House Majority Leader Eric Cantor's loss to a relative unknown in a Republican primary in Virginia on Tuesday supposedly unnerved every office holder in the land.
That is, I guess, how it should be.
But the dismay should not end there.
You should be scared, too.
For what happened in Virginia was not a policy mandate of any sort. It was not the vindication of a movement or a colossal shift in American values.
More than anything, it was a lesson in the power of the politically active. A cautionary tale of how the future can be altered by a relatively small group of committed voters.
This is not meant to disparage professor and tea party candidate David Brat, but he beat Cantor by getting roughly 36,000 of 65,000 votes cast on Tuesday. That's 36,000 people in a district with nearly 500,000 registered voters.
To further put that in perspective, more than 220,000 Virginians voted for Cantor in that same district in a general election about 19 months ago.
A relatively popular, and undoubtedly powerful, politician was just toppled by a tiny group of motivated voters because the majority of adults in that district were too busy, lazy or disinterested to grab a ballot.
You might want to think about that as political yard signs start popping up in your neighborhood in the coming weeks.
For elections are not only determined by the trustworthiness, policies and resumes of candidates, but also by their ability to get you to the polls.
In other words, do you trust your bank manager to choose our next governor? Do you trust your pool guy on the medical marijuana amendment? Do you trust your newspaper columnist on any decision of importance?
Turnout for the special congressional election in Pinellas County in March was less than 40 percent of registered voters. And that was a big step up from Pinellas municipal elections in November that got about 31 percent of eligible voters out of their seats.

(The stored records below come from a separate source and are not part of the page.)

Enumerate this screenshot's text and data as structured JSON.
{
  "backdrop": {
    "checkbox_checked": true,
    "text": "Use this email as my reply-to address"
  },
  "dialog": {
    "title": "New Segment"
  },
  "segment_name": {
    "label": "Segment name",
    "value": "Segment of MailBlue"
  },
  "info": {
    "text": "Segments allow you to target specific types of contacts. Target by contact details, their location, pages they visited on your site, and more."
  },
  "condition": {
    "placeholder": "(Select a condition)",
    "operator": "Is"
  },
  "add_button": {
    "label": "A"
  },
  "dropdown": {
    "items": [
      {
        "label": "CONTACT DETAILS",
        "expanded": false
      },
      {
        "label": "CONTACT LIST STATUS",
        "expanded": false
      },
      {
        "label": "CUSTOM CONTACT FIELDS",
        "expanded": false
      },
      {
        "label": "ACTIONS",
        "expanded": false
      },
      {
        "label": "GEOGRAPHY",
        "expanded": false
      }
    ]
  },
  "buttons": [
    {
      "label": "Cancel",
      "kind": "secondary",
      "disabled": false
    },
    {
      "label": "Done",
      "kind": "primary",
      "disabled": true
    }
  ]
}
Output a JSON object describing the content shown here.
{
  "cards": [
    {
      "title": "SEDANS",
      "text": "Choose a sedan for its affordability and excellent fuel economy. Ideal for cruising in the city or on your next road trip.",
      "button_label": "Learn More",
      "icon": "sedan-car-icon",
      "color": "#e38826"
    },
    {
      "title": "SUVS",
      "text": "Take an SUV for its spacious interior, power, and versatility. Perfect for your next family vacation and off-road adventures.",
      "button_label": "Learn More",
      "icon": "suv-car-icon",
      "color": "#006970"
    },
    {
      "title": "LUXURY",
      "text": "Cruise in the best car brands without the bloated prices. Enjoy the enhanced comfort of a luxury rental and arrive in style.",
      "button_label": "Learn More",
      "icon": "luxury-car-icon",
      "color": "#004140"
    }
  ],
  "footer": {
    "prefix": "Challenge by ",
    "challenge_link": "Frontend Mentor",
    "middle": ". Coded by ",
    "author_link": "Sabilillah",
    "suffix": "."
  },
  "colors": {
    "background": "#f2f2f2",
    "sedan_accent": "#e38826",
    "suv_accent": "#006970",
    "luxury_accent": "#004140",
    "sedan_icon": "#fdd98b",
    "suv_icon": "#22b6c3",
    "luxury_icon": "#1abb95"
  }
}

This has nothing to do with the merits of Brat vs. Cantor or David Jolly vs. Alex Sink or Rick Kriseman vs. Bill Foster. It has everything to do with electing the candidate who best represents an area, as opposed to a candidate best able to rally the troops.
I'm just cynical enough to believe Las Vegas billionaire Sheldon Adelson's sudden interest in the Amendment 2/medical marijuana campaign in Florida has more to do with energizing the conservative base than worrying about cannabis oils. And I'm sure plenty of people would say the same of lawyer John Morgan and his hefty bankrolling of the pro-marijuana campaign.
I bring all of this up merely to remind you that the direction of this state will be decided sooner than you realize. The deadline to register for the Democratic primary for the governor's race is 46 days away. To be eligible to vote in the general election, you have less than four months to register. Early voting begins in mid October.
You may like Rick Scott over Charlie Crist. You may like Lucas Overby over Jolly. You may like a potted plant over Pam Bondi. That is your right. It is your opinion and your choice.
But it is also your responsibility to make sure your voice is heard.